EXERCISE AIM –
Copy out every line of the data exactly; do not include the images.
══════════
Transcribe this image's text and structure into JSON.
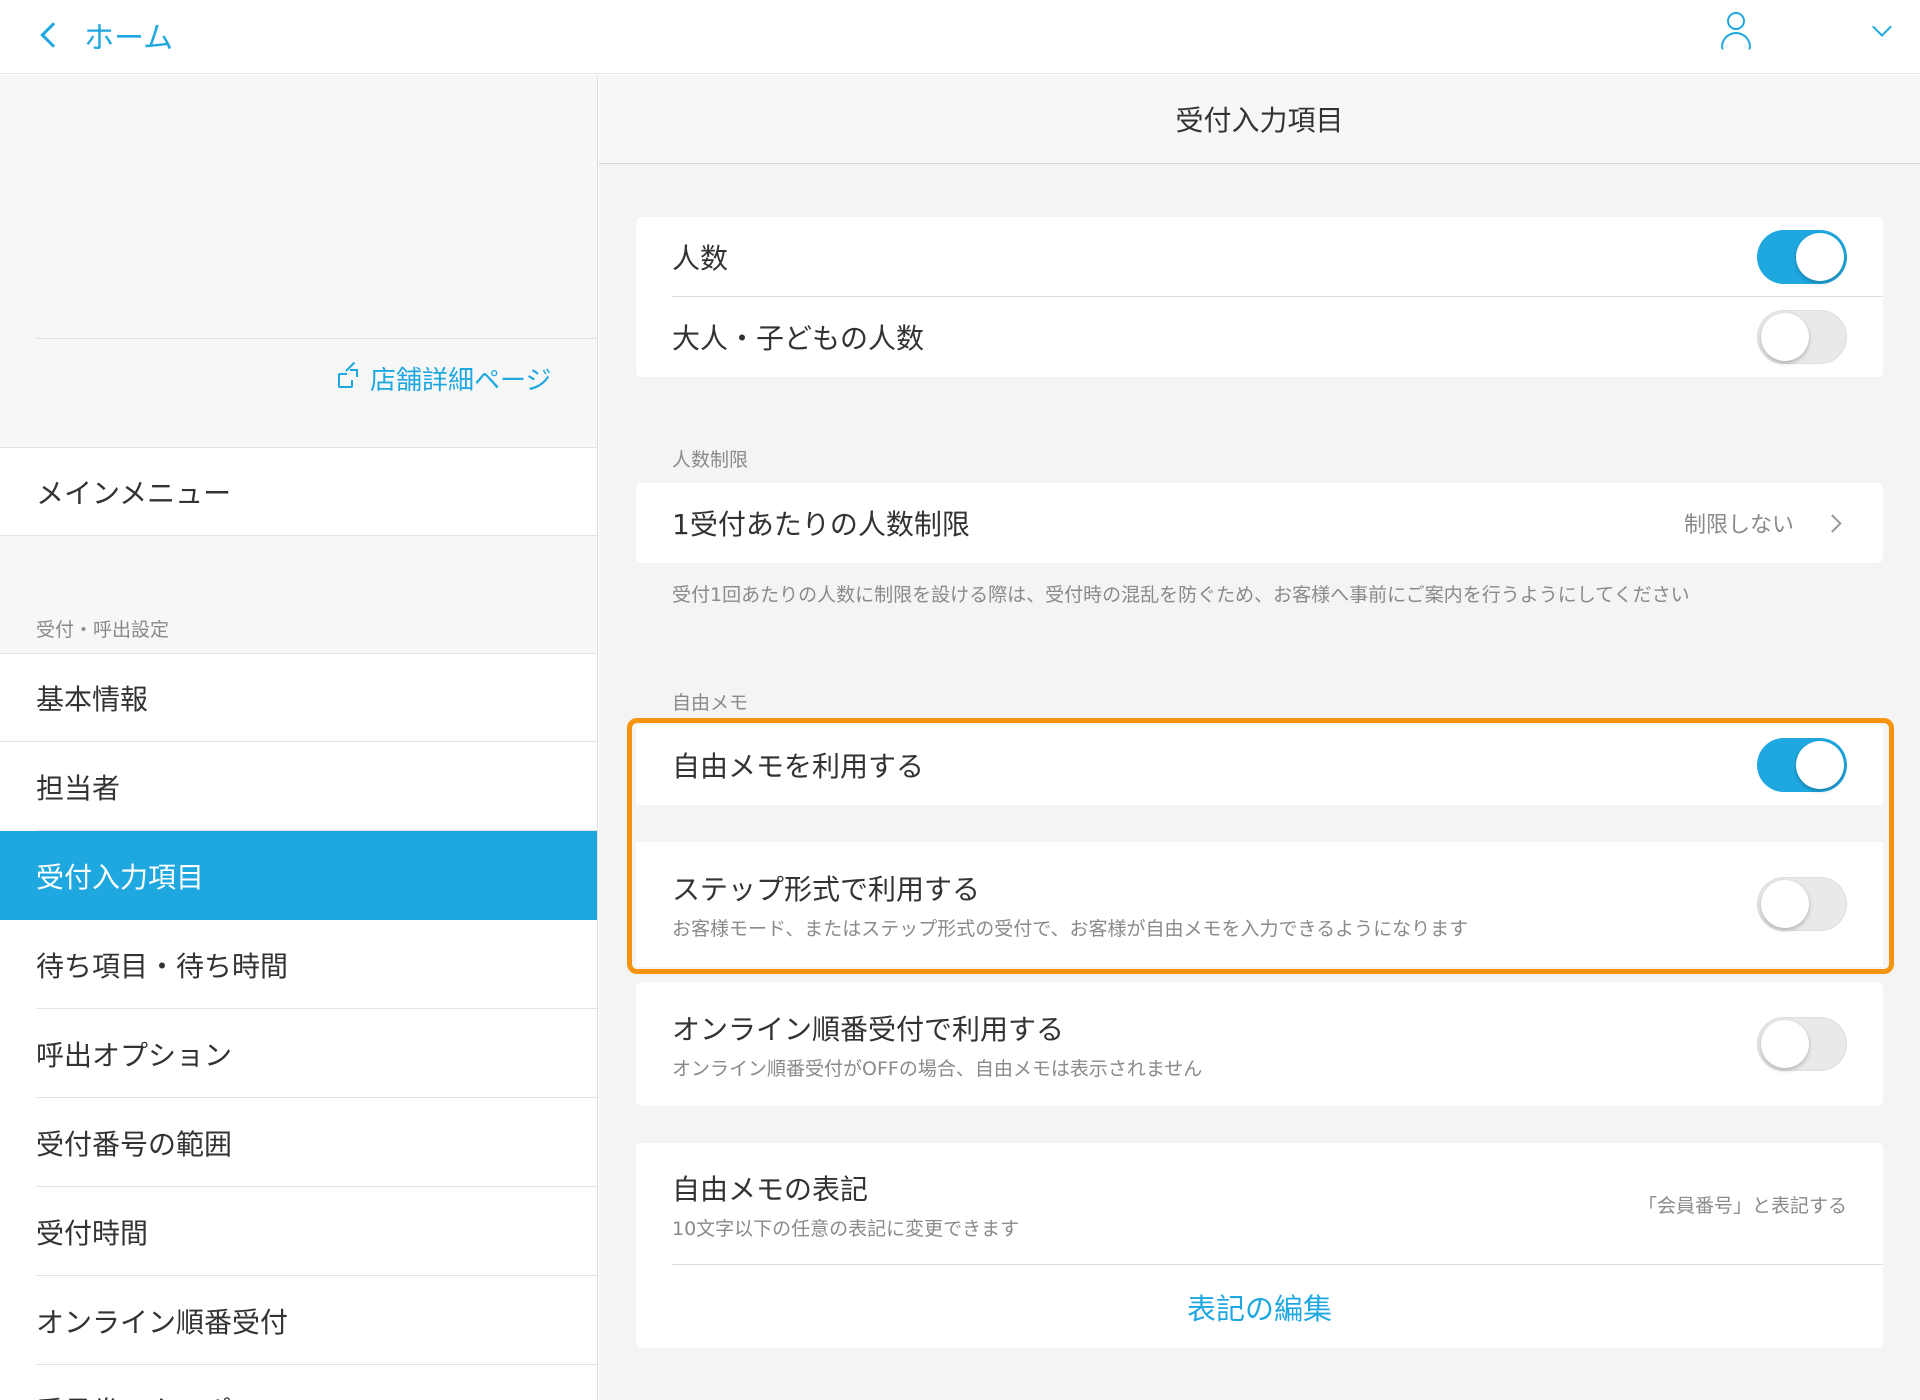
{
  "topbar": {
    "back_label": "ホーム",
    "accent_color": "#1fa8e0"
  },
  "sidebar": {
    "store_link": "店舗詳細ページ",
    "main_menu": "メインメニュー",
    "section_label": "受付・呼出設定",
    "items": [
      {
        "label": "基本情報"
      },
      {
        "label": "担当者"
      },
      {
        "label": "受付入力項目",
        "active": true
      },
      {
        "label": "待ち項目・待ち時間"
      },
      {
        "label": "呼出オプション"
      },
      {
        "label": "受付番号の範囲"
      },
      {
        "label": "受付時間"
      },
      {
        "label": "オンライン順番受付"
      },
      {
        "label": "番号券・クーポン"
      }
    ]
  },
  "main": {
    "title": "受付入力項目",
    "people": {
      "count_label": "人数",
      "count_enabled": true,
      "adult_child_label": "大人・子どもの人数",
      "adult_child_enabled": false
    },
    "limit": {
      "section_label": "人数制限",
      "row_label": "1受付あたりの人数制限",
      "row_value": "制限しない",
      "note": "受付1回あたりの人数に制限を設ける際は、受付時の混乱を防ぐため、お客様へ事前にご案内を行うようにしてください"
    },
    "memo": {
      "section_label": "自由メモ",
      "use_label": "自由メモを利用する",
      "use_enabled": true,
      "step_label": "ステップ形式で利用する",
      "step_note": "お客様モード、またはステップ形式の受付で、お客様が自由メモを入力できるようになります",
      "step_enabled": false,
      "online_label": "オンライン順番受付で利用する",
      "online_note": "オンライン順番受付がOFFの場合、自由メモは表示されません",
      "online_enabled": false
    },
    "notation": {
      "label": "自由メモの表記",
      "note": "10文字以下の任意の表記に変更できます",
      "value": "「会員番号」と表記する",
      "edit_label": "表記の編集"
    },
    "highlight_color": "#f7940f"
  }
}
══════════
THE COMPLETED TASK –
Transcribe this image's text and structure into JSON.
{
  "topbar": {
    "back_label": "ホーム",
    "accent_color": "#1fa8e0"
  },
  "sidebar": {
    "store_link": "店舗詳細ページ",
    "main_menu": "メインメニュー",
    "section_label": "受付・呼出設定",
    "items": [
      {
        "label": "基本情報"
      },
      {
        "label": "担当者"
      },
      {
        "label": "受付入力項目",
        "active": true
      },
      {
        "label": "待ち項目・待ち時間"
      },
      {
        "label": "呼出オプション"
      },
      {
        "label": "受付番号の範囲"
      },
      {
        "label": "受付時間"
      },
      {
        "label": "オンライン順番受付"
      },
      {
        "label": "番号券・クーポン"
      }
    ]
  },
  "main": {
    "title": "受付入力項目",
    "people": {
      "count_label": "人数",
      "count_enabled": true,
      "adult_child_label": "大人・子どもの人数",
      "adult_child_enabled": false
    },
    "limit": {
      "section_label": "人数制限",
      "row_label": "1受付あたりの人数制限",
      "row_value": "制限しない",
      "note": "受付1回あたりの人数に制限を設ける際は、受付時の混乱を防ぐため、お客様へ事前にご案内を行うようにしてください"
    },
    "memo": {
      "section_label": "自由メモ",
      "use_label": "自由メモを利用する",
      "use_enabled": true,
      "step_label": "ステップ形式で利用する",
      "step_note": "お客様モード、またはステップ形式の受付で、お客様が自由メモを入力できるようになります",
      "step_enabled": false,
      "online_label": "オンライン順番受付で利用する",
      "online_note": "オンライン順番受付がOFFの場合、自由メモは表示されません",
      "online_enabled": false
    },
    "notation": {
      "label": "自由メモの表記",
      "note": "10文字以下の任意の表記に変更できます",
      "value": "「会員番号」と表記する",
      "edit_label": "表記の編集"
    },
    "highlight_color": "#f7940f"
  }
}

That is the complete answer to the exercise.